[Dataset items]
+---+
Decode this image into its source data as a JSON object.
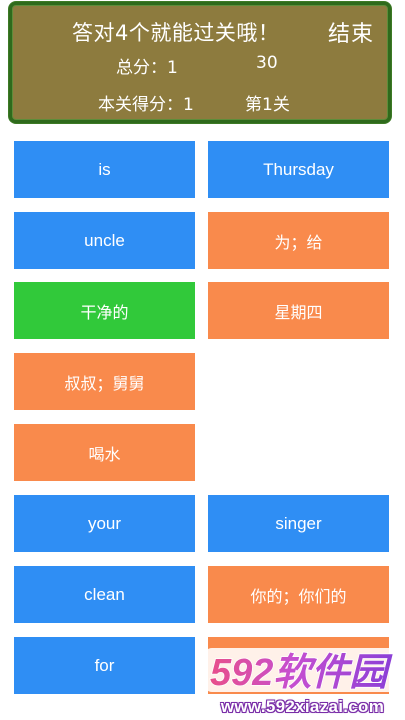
{
  "header": {
    "title": "答对4个就能过关哦！",
    "end_button": "结束",
    "score_label": "总分：1",
    "score_total": "30",
    "level_score_label": "本关得分：1",
    "level_name": "第1关"
  },
  "cards": [
    {
      "text": "is",
      "color": "#2f8ef4"
    },
    {
      "text": "Thursday",
      "color": "#2f8ef4"
    },
    {
      "text": "uncle",
      "color": "#2f8ef4"
    },
    {
      "text": "为；给",
      "color": "#f98a4c"
    },
    {
      "text": "干净的",
      "color": "#31c93a"
    },
    {
      "text": "星期四",
      "color": "#f98a4c"
    },
    {
      "text": "叔叔；舅舅",
      "color": "#f98a4c"
    },
    {
      "text": "喝水",
      "color": "#f98a4c"
    },
    {
      "text": "your",
      "color": "#2f8ef4"
    },
    {
      "text": "singer",
      "color": "#2f8ef4"
    },
    {
      "text": "clean",
      "color": "#2f8ef4"
    },
    {
      "text": "你的；你们的",
      "color": "#f98a4c"
    },
    {
      "text": "for",
      "color": "#2f8ef4"
    }
  ],
  "watermark": {
    "logo": "592软件园",
    "url": "www.592xiazai.com"
  }
}
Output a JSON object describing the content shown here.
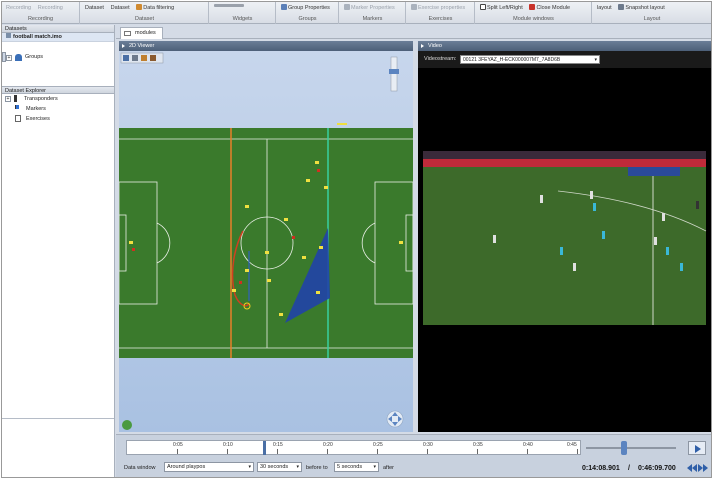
{
  "ribbon": {
    "groups": [
      {
        "label": "Recording",
        "buttons": [
          {
            "text": "Recording",
            "icon": "recording-icon",
            "disabled": true
          },
          {
            "text": "Recording",
            "icon": "recording-icon",
            "disabled": true
          }
        ]
      },
      {
        "label": "Dataset",
        "buttons": [
          {
            "text": "Dataset",
            "icon": "dataset-icon",
            "disabled": false
          },
          {
            "text": "Dataset",
            "icon": "dataset-icon",
            "disabled": false
          },
          {
            "text": "Data filtering",
            "icon": "filter-icon",
            "disabled": false
          }
        ]
      },
      {
        "label": "Widgets",
        "buttons": [
          {
            "text": "",
            "icon": "widget-icon",
            "disabled": true
          }
        ]
      },
      {
        "label": "Groups",
        "buttons": [
          {
            "text": "Group Properties",
            "icon": "group-properties-icon",
            "disabled": false
          }
        ]
      },
      {
        "label": "Markers",
        "buttons": [
          {
            "text": "Marker Properties",
            "icon": "marker-properties-icon",
            "disabled": true
          }
        ]
      },
      {
        "label": "Exercises",
        "buttons": [
          {
            "text": "Exercise properties",
            "icon": "exercise-properties-icon",
            "disabled": true
          }
        ]
      },
      {
        "label": "Module windows",
        "buttons": [
          {
            "text": "Split Left/Right",
            "icon": "split-icon",
            "disabled": false
          },
          {
            "text": "Close Module",
            "icon": "close-module-icon",
            "disabled": false
          }
        ]
      },
      {
        "label": "Layout",
        "buttons": [
          {
            "text": "layout",
            "icon": "layout-icon",
            "disabled": false
          },
          {
            "text": "Snapshot layout",
            "icon": "snapshot-icon",
            "disabled": false
          }
        ]
      }
    ]
  },
  "datasets": {
    "header": "Datasets",
    "selected": "football match.imo"
  },
  "explorer": {
    "header": "Dataset Explorer",
    "items": [
      {
        "label": "Transponders",
        "expander": "+"
      },
      {
        "label": "Groups",
        "expander": "+"
      },
      {
        "label": "Markers",
        "expander": ""
      },
      {
        "label": "Exercises",
        "expander": ""
      }
    ]
  },
  "tabs": {
    "modules": "modules"
  },
  "viewer": {
    "title": "2D Viewer"
  },
  "video": {
    "title": "Video",
    "source_label": "Videostream:",
    "source_value": "00121 3FEYAZ_H-ECK000007M7_7A8D6B"
  },
  "timeline": {
    "ticks": [
      "0:05",
      "0:10",
      "0:15",
      "0:20",
      "0:25",
      "0:30",
      "0:35",
      "0:40",
      "0:45"
    ],
    "data_window_label": "Data window",
    "data_window_value": "Around playpos",
    "duration_value": "30 seconds",
    "before_label": "before to",
    "before_value": "5 seconds",
    "after_label": "after",
    "current_time": "0:14:08.901",
    "separator": "/",
    "total_time": "0:46:09.700"
  },
  "colors": {
    "pitch": "#3a7a2c",
    "sky": "#b9cce8",
    "accent": "#2f5fa8",
    "formation": "#2142a8"
  }
}
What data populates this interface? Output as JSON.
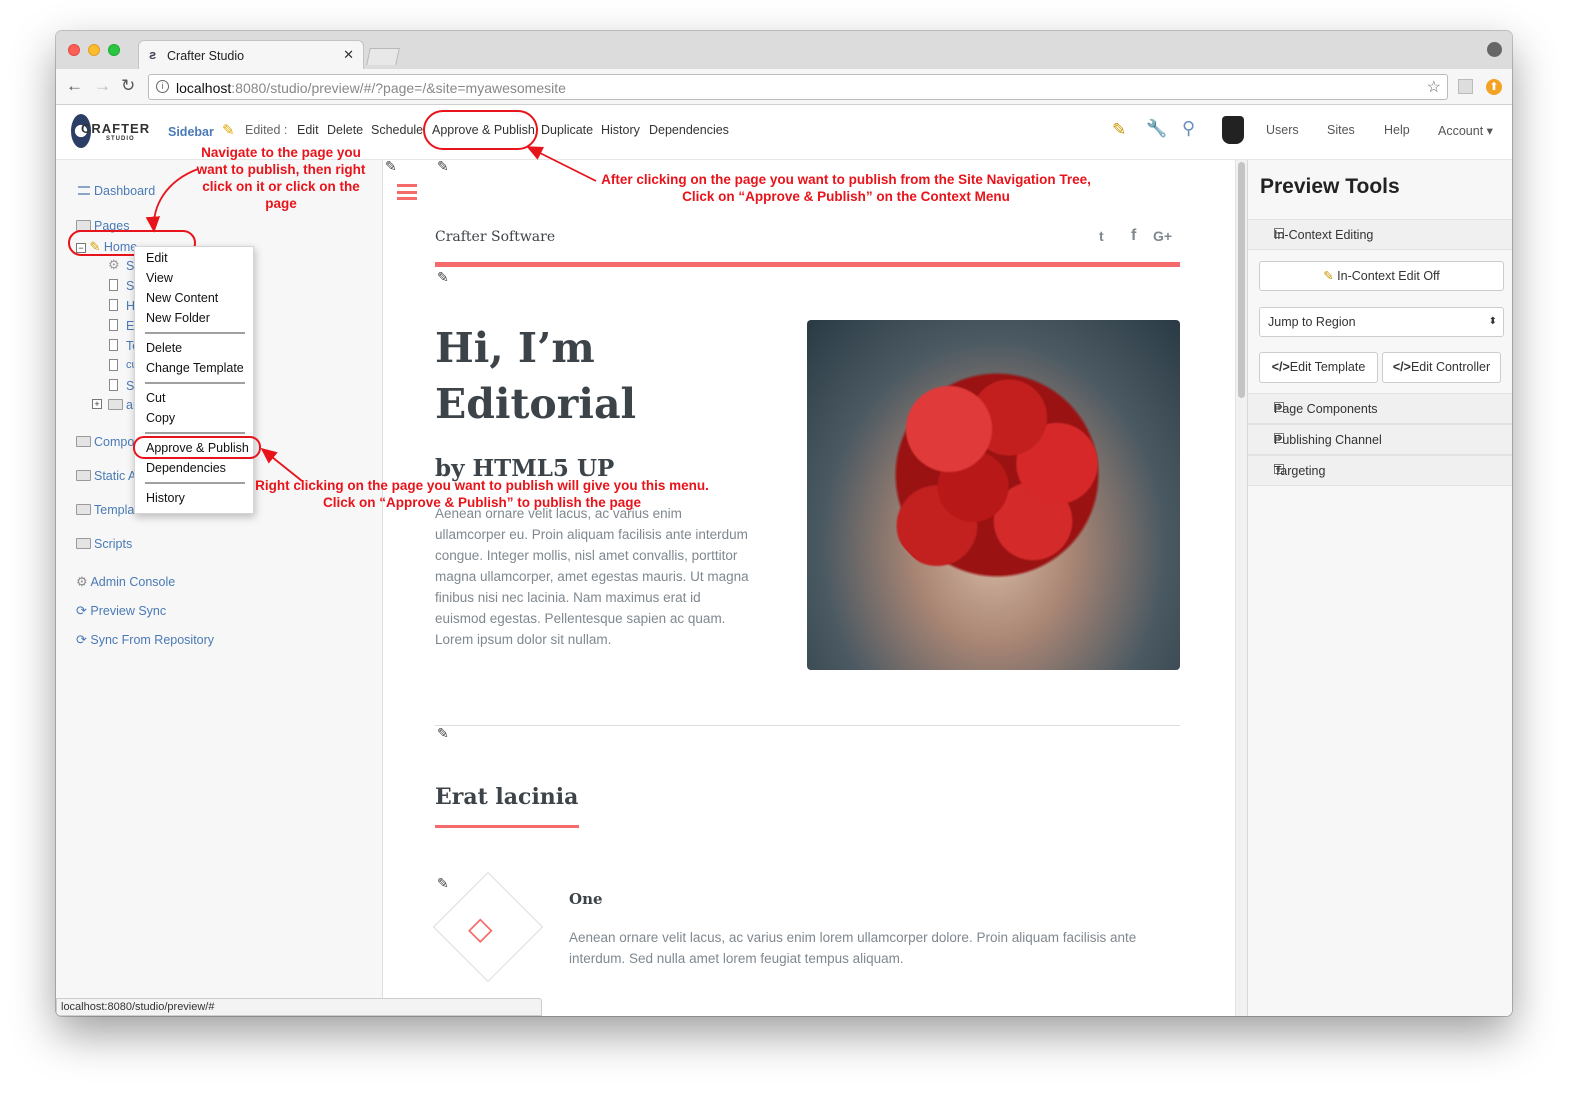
{
  "browser": {
    "tab_title": "Crafter Studio",
    "url_host": "localhost",
    "url_rest": ":8080/studio/preview/#/?page=/&site=myawesomesite",
    "status_url": "localhost:8080/studio/preview/#"
  },
  "studio": {
    "logo_text": "CRAFTER",
    "logo_sub": "STUDIO",
    "sidebar_label": "Sidebar",
    "edited_label": "Edited :",
    "actions": [
      "Edit",
      "Delete",
      "Schedule",
      "Approve & Publish",
      "Duplicate",
      "History",
      "Dependencies"
    ],
    "nav": [
      "Users",
      "Sites",
      "Help",
      "Account"
    ]
  },
  "sidebar": {
    "dashboard": "Dashboard",
    "pages": "Pages",
    "home": "Home",
    "tree_children": [
      "S",
      "S",
      "H",
      "E",
      "Te",
      "cu",
      "S",
      "ar"
    ],
    "components": "Compo",
    "static_assets": "Static A",
    "templates": "Templates",
    "scripts": "Scripts",
    "admin_console": "Admin Console",
    "preview_sync": "Preview Sync",
    "sync_repo": "Sync From Repository"
  },
  "context_menu": {
    "edit": "Edit",
    "view": "View",
    "new_content": "New Content",
    "new_folder": "New Folder",
    "delete": "Delete",
    "change_template": "Change Template",
    "cut": "Cut",
    "copy": "Copy",
    "approve_publish": "Approve & Publish",
    "dependencies": "Dependencies",
    "history": "History"
  },
  "annotations": {
    "navigate": "Navigate to the page you want to publish, then right click on it or click on the page",
    "after_click": "After clicking on the page you want to publish from the Site Navigation Tree,",
    "after_click2": "Click on “Approve & Publish” on the Context Menu",
    "right_click": "Right clicking on the page you want to publish will give you this menu.",
    "right_click2": "Click on “Approve & Publish” to publish the page"
  },
  "preview": {
    "site_name": "Crafter Software",
    "social": [
      "twitter-icon",
      "facebook-icon",
      "google-plus-icon"
    ],
    "hero_title_1": "Hi, I’m",
    "hero_title_2": "Editorial",
    "hero_subtitle": "by HTML5 UP",
    "hero_body": "Aenean ornare velit lacus, ac varius enim ullamcorper eu. Proin aliquam facilisis ante interdum congue. Integer mollis, nisl amet convallis, porttitor magna ullamcorper, amet egestas mauris. Ut magna finibus nisi nec lacinia. Nam maximus erat id euismod egestas. Pellentesque sapien ac quam. Lorem ipsum dolor sit nullam.",
    "section_title": "Erat lacinia",
    "feature_title": "One",
    "feature_body": "Aenean ornare velit lacus, ac varius enim lorem ullamcorper dolore. Proin aliquam facilisis ante interdum. Sed nulla amet lorem feugiat tempus aliquam.",
    "accent": "#f56a6a"
  },
  "tools": {
    "title": "Preview Tools",
    "in_context_editing": "In-Context Editing",
    "edit_toggle": "In-Context Edit Off",
    "jump_to_region": "Jump to Region",
    "edit_template": "Edit Template",
    "edit_controller": "Edit Controller",
    "page_components": "Page Components",
    "publishing_channel": "Publishing Channel",
    "targeting": "Targeting"
  }
}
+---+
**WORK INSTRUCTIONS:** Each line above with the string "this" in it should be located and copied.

**REPLY TO THE TASK:**
Decode this image into its source data as a JSON object.
What data populates this interface? Output as JSON.
    "right_click": "Right clicking on the page you want to publish will give you this menu.",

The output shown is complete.